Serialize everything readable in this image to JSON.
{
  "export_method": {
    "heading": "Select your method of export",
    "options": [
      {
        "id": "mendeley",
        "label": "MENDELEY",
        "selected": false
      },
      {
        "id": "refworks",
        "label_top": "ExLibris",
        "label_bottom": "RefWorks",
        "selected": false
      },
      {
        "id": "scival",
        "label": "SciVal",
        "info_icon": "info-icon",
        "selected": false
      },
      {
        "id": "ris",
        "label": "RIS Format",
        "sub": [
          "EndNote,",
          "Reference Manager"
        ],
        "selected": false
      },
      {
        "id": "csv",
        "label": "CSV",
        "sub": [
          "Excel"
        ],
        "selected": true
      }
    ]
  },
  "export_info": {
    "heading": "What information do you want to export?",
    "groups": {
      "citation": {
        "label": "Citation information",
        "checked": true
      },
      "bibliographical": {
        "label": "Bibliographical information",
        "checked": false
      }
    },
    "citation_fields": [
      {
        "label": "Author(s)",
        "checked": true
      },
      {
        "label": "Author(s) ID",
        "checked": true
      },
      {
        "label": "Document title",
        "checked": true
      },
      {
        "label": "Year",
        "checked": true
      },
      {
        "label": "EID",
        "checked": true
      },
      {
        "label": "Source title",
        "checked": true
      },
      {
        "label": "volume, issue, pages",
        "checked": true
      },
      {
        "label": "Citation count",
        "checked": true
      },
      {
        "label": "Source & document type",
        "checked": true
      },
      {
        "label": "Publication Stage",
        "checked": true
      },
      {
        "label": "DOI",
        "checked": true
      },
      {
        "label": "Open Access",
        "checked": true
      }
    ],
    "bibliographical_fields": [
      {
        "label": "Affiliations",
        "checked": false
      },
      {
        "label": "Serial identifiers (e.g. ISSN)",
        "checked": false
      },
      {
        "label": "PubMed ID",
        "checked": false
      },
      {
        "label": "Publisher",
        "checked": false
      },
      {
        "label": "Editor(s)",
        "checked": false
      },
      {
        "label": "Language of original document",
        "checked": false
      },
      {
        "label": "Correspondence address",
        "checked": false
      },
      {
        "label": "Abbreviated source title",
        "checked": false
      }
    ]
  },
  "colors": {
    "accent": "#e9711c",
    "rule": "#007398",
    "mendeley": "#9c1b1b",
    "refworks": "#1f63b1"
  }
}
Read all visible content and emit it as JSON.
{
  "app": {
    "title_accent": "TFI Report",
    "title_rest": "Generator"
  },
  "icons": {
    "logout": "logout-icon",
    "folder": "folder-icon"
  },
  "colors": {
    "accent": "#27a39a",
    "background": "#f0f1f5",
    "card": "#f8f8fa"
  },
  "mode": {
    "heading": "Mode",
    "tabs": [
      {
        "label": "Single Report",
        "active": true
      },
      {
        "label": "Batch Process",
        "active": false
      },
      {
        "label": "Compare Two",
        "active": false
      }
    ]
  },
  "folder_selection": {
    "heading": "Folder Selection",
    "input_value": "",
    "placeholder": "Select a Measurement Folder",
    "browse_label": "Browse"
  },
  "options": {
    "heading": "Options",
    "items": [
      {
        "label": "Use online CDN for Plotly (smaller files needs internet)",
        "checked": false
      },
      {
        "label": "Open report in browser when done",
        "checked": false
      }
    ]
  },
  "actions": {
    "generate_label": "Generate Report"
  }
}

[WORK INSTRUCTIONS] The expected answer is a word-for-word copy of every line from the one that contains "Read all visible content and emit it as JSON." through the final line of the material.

[TASK RESPONSE]
Read all visible content and emit it as JSON.
{
  "app": {
    "title_accent": "TFI Report",
    "title_rest": "Generator"
  },
  "icons": {
    "logout": "logout-icon",
    "folder": "folder-icon"
  },
  "colors": {
    "accent": "#27a39a",
    "background": "#f0f1f5",
    "card": "#f8f8fa"
  },
  "mode": {
    "heading": "Mode",
    "tabs": [
      {
        "label": "Single Report",
        "active": true
      },
      {
        "label": "Batch Process",
        "active": false
      },
      {
        "label": "Compare Two",
        "active": false
      }
    ]
  },
  "folder_selection": {
    "heading": "Folder Selection",
    "input_value": "",
    "placeholder": "Select a Measurement Folder",
    "browse_label": "Browse"
  },
  "options": {
    "heading": "Options",
    "items": [
      {
        "label": "Use online CDN for Plotly (smaller files needs internet)",
        "checked": false
      },
      {
        "label": "Open report in browser when done",
        "checked": false
      }
    ]
  },
  "actions": {
    "generate_label": "Generate Report"
  }
}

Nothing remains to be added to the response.